Citation: Georgiou A, Li J, Hardie R-A, Wabe N, Horvath AR, Post JJ, Eigenstetter A, Lindeman R, Lam Q, Badrick T and Pearce C (2021) Diagnostic Informatics—The Role of Digital Health in Diagnostic Stewardship and the Achievement of Excellence, Safety, and Value. Front. Digit. Health 3:659652. doi: 10.3389/fdgth.2021.659652

Received: 28 January 2021; Accepted: 16 April 2021;
Published: 10 June 2021.

Edited by:

Wendy Chapman, The University of Melbourne, Australia

Reviewed by:

Barbara Jones, The University of Utah, United States
Laurie Lovett Novak, Vanderbilt University Medical Center, United States

Copyright © 2021 Georgiou, Li, Hardie, Wabe, Horvath, Post, Eigenstetter, Lindeman, Lam, Badrick and Pearce. This is an open-access article distributed under the terms of the Creative Commons Attribution License (CC BY). The use, distribution or reproduction in other forums is permitted, provided the original author(s) and the copyright owner(s) are credited and that the original publication in this journal is cited, in accordance with accepted academic practice.

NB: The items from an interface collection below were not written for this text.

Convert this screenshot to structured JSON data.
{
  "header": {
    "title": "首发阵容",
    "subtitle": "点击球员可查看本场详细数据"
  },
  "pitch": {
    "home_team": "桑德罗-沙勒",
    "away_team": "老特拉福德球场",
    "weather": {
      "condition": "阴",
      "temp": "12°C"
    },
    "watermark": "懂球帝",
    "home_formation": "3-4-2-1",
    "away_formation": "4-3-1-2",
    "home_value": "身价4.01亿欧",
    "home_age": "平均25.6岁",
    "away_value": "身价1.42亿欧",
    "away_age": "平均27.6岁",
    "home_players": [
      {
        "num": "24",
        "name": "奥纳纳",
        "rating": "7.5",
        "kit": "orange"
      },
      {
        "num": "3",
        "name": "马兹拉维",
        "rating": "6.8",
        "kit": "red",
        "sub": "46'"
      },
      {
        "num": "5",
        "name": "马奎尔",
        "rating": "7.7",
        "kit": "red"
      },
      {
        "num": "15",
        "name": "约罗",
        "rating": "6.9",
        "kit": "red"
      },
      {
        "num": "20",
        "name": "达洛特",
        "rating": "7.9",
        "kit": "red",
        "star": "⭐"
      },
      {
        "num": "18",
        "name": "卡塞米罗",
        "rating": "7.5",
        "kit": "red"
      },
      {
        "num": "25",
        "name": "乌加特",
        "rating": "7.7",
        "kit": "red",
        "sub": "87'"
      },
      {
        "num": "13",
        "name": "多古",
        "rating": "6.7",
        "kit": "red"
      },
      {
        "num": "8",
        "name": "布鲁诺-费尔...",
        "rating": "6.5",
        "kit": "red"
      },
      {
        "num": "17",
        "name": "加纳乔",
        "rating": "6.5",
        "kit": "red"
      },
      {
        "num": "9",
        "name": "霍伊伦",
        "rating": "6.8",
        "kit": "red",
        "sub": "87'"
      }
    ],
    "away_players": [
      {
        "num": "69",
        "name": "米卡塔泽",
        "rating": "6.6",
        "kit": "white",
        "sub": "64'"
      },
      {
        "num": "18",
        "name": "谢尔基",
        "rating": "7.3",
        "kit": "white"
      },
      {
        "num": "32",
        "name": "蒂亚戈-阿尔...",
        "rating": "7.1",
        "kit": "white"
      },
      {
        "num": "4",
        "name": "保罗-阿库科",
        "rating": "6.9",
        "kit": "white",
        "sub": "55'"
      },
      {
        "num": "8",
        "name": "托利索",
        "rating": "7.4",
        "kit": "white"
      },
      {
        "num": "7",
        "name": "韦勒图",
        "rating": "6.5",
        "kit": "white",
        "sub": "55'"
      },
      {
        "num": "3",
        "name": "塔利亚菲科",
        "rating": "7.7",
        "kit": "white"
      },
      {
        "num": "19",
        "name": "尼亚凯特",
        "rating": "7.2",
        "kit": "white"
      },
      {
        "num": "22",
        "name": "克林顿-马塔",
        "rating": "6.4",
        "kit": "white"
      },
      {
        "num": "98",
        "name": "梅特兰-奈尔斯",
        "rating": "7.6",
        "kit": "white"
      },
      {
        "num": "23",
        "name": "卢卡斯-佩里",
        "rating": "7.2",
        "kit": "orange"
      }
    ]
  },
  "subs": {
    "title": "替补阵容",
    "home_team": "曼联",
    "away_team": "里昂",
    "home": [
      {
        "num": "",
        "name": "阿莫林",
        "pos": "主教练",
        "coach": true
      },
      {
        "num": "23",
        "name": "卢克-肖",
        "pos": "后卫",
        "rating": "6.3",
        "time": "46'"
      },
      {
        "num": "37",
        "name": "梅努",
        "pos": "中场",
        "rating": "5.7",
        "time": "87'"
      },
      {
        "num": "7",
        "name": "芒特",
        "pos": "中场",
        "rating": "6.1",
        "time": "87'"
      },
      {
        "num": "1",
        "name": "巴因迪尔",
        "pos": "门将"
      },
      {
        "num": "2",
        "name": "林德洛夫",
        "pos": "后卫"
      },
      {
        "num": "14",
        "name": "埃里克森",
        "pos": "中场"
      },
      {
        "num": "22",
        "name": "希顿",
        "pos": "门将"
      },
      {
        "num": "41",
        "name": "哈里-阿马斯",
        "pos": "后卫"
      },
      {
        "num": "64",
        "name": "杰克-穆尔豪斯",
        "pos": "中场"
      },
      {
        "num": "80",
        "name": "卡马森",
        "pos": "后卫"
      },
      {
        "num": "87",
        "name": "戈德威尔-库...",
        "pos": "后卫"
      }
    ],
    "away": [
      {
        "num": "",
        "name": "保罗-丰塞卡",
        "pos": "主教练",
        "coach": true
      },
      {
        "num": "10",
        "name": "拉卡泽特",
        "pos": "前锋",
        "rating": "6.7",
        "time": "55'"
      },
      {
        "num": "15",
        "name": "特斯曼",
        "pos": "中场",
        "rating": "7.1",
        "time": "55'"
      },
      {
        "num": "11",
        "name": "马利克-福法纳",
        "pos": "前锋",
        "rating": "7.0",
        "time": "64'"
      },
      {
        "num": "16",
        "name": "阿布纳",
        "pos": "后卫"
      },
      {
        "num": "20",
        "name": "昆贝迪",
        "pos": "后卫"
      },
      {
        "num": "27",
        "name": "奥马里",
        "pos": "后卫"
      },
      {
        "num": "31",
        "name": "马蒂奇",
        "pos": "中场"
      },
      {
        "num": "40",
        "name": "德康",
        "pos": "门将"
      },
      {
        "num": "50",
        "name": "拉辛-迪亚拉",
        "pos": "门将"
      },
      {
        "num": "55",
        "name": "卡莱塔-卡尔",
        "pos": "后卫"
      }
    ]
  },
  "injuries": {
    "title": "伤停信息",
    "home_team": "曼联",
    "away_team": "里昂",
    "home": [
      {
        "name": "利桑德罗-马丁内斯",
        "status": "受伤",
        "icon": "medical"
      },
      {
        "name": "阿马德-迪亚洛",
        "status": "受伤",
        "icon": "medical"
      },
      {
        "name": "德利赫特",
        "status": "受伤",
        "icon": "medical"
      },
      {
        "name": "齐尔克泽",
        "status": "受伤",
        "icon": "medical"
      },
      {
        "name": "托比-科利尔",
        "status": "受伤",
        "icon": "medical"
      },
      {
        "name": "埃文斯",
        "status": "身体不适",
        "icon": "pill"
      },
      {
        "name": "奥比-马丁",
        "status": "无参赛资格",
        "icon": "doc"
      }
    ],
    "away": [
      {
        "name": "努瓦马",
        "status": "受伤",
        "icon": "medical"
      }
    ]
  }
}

No use, distribution or reproduction is permitted which does not comply with these terms.

*Correspondence: Andrew Georgiou, andrew.georgiou@mq.edu.au